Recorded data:
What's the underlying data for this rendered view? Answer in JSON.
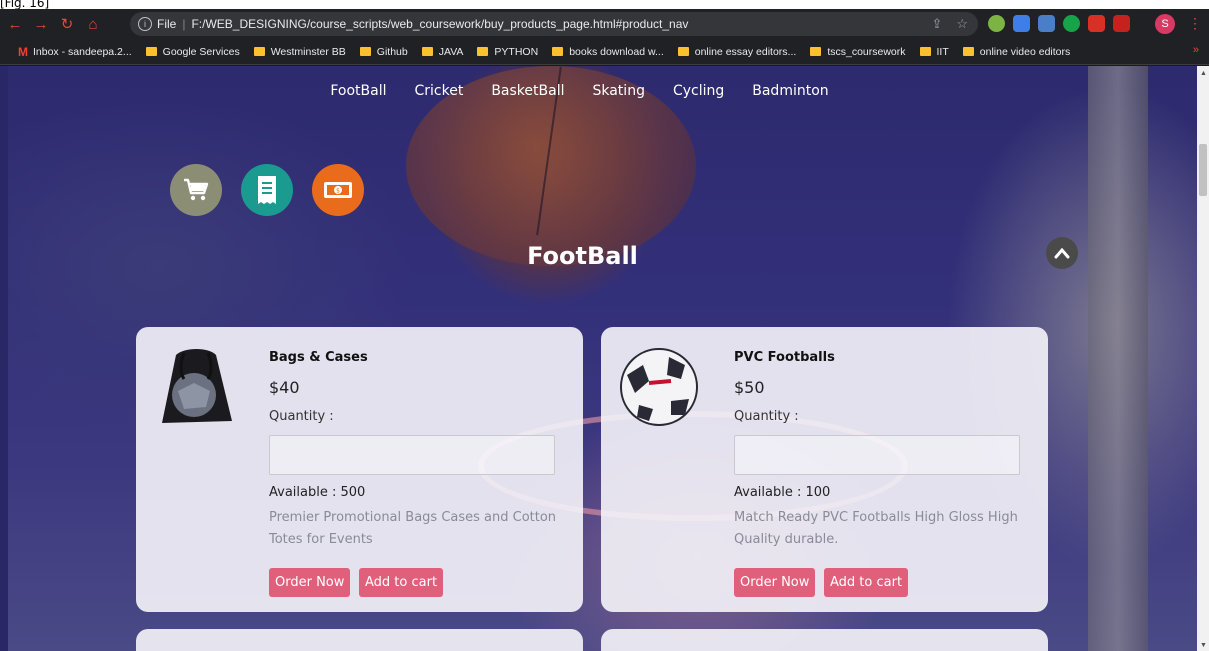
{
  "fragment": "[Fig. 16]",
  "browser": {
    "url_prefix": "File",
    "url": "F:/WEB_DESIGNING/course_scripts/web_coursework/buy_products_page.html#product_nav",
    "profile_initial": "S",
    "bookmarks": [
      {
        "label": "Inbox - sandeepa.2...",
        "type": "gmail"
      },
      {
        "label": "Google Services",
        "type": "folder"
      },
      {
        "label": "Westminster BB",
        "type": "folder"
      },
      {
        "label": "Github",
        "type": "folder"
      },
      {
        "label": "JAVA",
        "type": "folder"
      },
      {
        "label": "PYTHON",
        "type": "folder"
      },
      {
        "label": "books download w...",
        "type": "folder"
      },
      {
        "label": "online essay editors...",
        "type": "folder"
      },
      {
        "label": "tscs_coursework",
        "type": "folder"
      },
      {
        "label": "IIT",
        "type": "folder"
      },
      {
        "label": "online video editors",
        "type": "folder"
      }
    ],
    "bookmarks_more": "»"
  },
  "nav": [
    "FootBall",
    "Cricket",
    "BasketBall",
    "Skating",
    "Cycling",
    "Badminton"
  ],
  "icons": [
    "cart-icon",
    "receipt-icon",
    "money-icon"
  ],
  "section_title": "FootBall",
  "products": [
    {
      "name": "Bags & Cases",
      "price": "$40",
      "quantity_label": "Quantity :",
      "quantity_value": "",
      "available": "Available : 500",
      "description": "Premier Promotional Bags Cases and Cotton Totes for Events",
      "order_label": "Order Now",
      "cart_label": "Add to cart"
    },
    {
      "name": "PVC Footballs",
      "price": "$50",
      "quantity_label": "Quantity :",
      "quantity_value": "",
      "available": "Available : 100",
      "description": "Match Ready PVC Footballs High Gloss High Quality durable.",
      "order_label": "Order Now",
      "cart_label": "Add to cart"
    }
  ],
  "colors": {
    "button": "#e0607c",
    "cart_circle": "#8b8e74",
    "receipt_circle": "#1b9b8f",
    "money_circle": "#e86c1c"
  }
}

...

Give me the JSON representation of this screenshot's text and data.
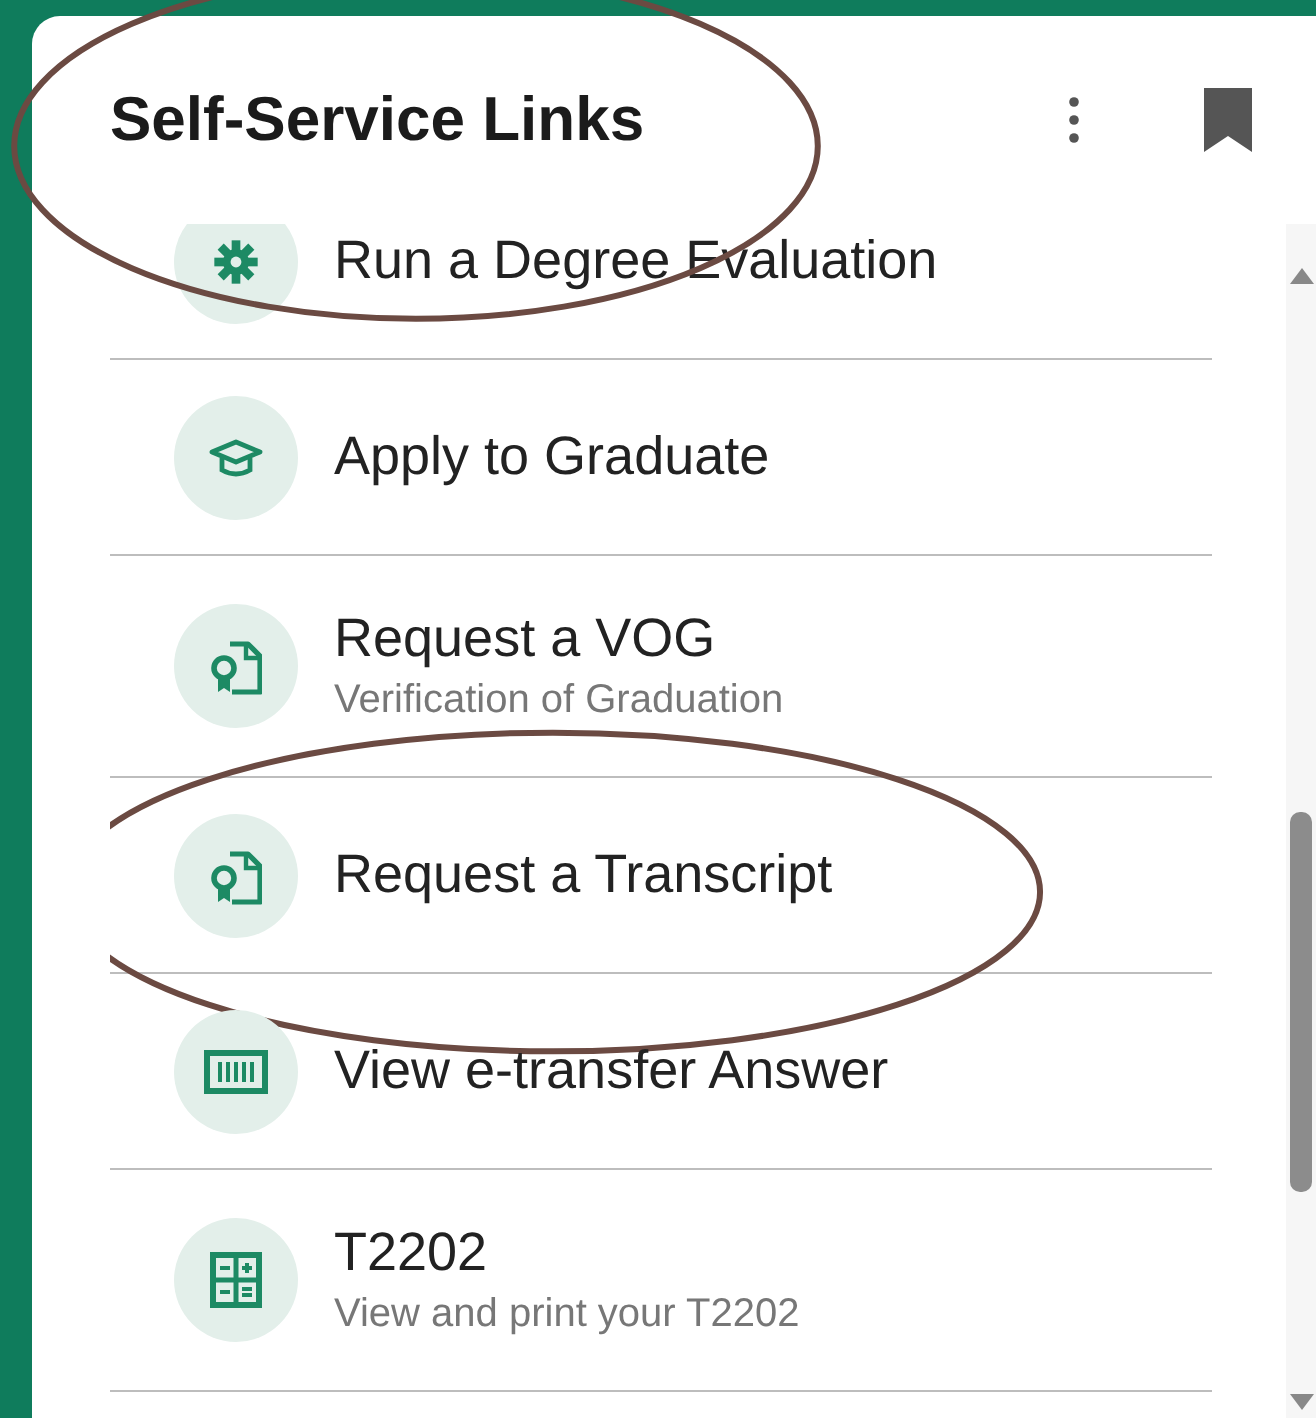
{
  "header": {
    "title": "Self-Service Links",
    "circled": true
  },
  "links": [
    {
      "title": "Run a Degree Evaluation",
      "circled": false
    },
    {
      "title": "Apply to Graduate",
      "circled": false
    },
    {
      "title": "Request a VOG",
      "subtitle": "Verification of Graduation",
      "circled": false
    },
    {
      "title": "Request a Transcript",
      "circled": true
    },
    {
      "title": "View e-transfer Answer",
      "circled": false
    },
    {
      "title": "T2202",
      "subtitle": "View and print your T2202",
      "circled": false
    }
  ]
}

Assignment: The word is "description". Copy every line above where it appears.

Completed task:
      "description": "Premier Promotional Bags Cases and Cotton Totes for Events",
      "description": "Match Ready PVC Footballs High Gloss High Quality durable.",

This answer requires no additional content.